## PROBLEM DETAILS
Your output should repeat the entries below exactly. It should contain no images.

## SOURCE RECORDS
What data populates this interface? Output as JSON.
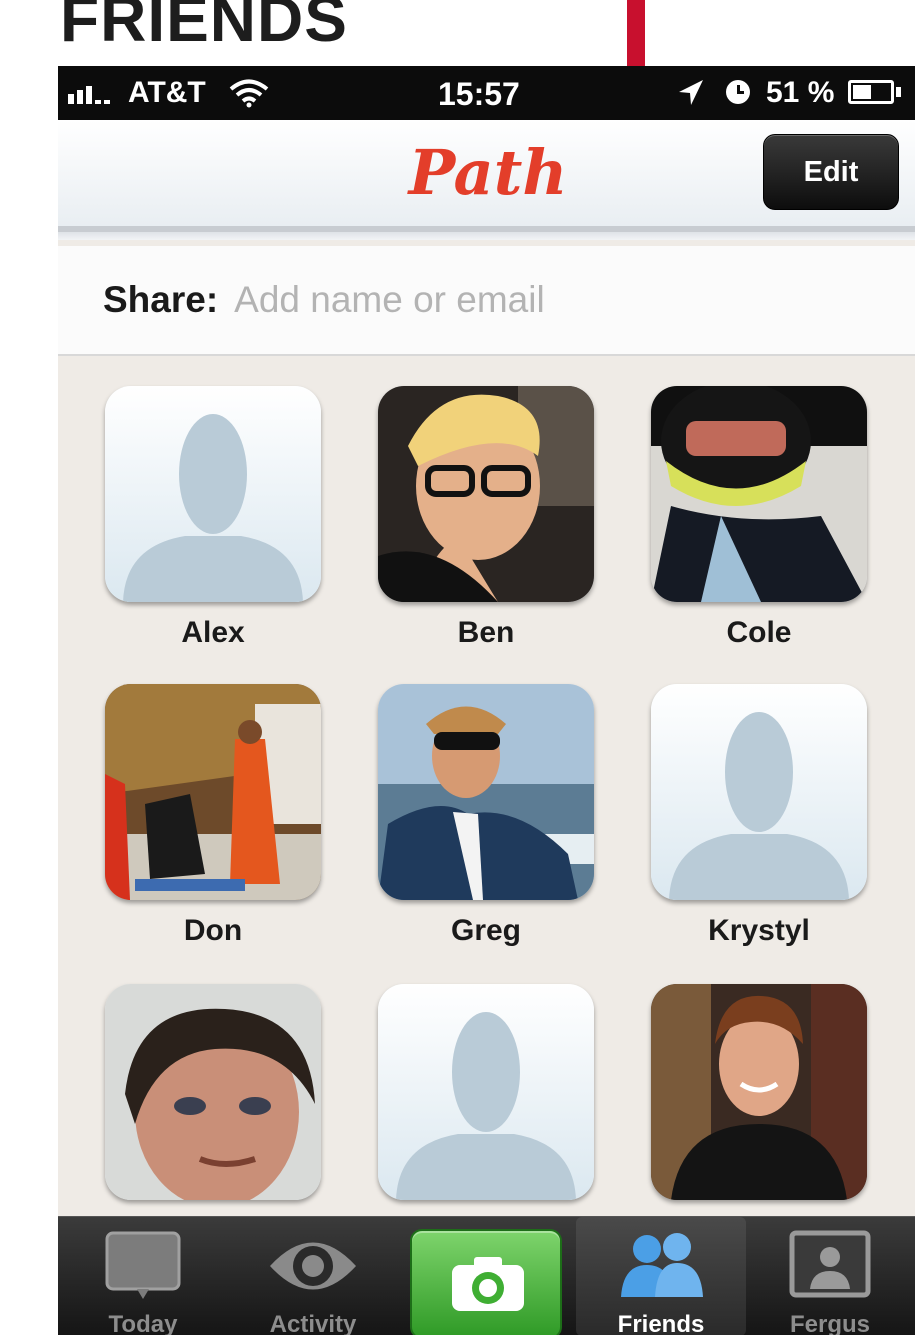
{
  "page": {
    "heading": "FRIENDS"
  },
  "status_bar": {
    "carrier": "AT&T",
    "time": "15:57",
    "battery_percent": "51 %",
    "battery_level": 0.51,
    "icons": [
      "signal-icon",
      "wifi-icon",
      "location-arrow-icon",
      "clock-icon",
      "battery-icon"
    ]
  },
  "nav": {
    "logo": "Path",
    "edit_label": "Edit"
  },
  "share": {
    "label": "Share:",
    "placeholder": "Add name or email"
  },
  "friends": [
    {
      "name": "Alex",
      "avatar": "placeholder-silhouette"
    },
    {
      "name": "Ben",
      "avatar": "photo"
    },
    {
      "name": "Cole",
      "avatar": "photo"
    },
    {
      "name": "Don",
      "avatar": "photo"
    },
    {
      "name": "Greg",
      "avatar": "photo"
    },
    {
      "name": "Krystyl",
      "avatar": "placeholder-silhouette"
    },
    {
      "name": "",
      "avatar": "photo"
    },
    {
      "name": "",
      "avatar": "placeholder-silhouette"
    },
    {
      "name": "",
      "avatar": "photo"
    }
  ],
  "tab_bar": {
    "tabs": [
      {
        "label": "Today",
        "icon": "today-icon"
      },
      {
        "label": "Activity",
        "icon": "eye-icon"
      },
      {
        "label": "",
        "icon": "camera-icon"
      },
      {
        "label": "Friends",
        "icon": "friends-icon",
        "active": true
      },
      {
        "label": "Fergus",
        "icon": "profile-icon"
      }
    ]
  },
  "colors": {
    "accent_red": "#c8102e",
    "logo_red": "#e33e2a",
    "camera_green": "#3fae33",
    "background": "#efebe6"
  }
}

## ANSWER SPACE
What data populates this interface? Output as JSON.
{
  "page": {
    "heading": "FRIENDS"
  },
  "status_bar": {
    "carrier": "AT&T",
    "time": "15:57",
    "battery_percent": "51 %",
    "battery_level": 0.51,
    "icons": [
      "signal-icon",
      "wifi-icon",
      "location-arrow-icon",
      "clock-icon",
      "battery-icon"
    ]
  },
  "nav": {
    "logo": "Path",
    "edit_label": "Edit"
  },
  "share": {
    "label": "Share:",
    "placeholder": "Add name or email"
  },
  "friends": [
    {
      "name": "Alex",
      "avatar": "placeholder-silhouette"
    },
    {
      "name": "Ben",
      "avatar": "photo"
    },
    {
      "name": "Cole",
      "avatar": "photo"
    },
    {
      "name": "Don",
      "avatar": "photo"
    },
    {
      "name": "Greg",
      "avatar": "photo"
    },
    {
      "name": "Krystyl",
      "avatar": "placeholder-silhouette"
    },
    {
      "name": "",
      "avatar": "photo"
    },
    {
      "name": "",
      "avatar": "placeholder-silhouette"
    },
    {
      "name": "",
      "avatar": "photo"
    }
  ],
  "tab_bar": {
    "tabs": [
      {
        "label": "Today",
        "icon": "today-icon"
      },
      {
        "label": "Activity",
        "icon": "eye-icon"
      },
      {
        "label": "",
        "icon": "camera-icon"
      },
      {
        "label": "Friends",
        "icon": "friends-icon",
        "active": true
      },
      {
        "label": "Fergus",
        "icon": "profile-icon"
      }
    ]
  },
  "colors": {
    "accent_red": "#c8102e",
    "logo_red": "#e33e2a",
    "camera_green": "#3fae33",
    "background": "#efebe6"
  }
}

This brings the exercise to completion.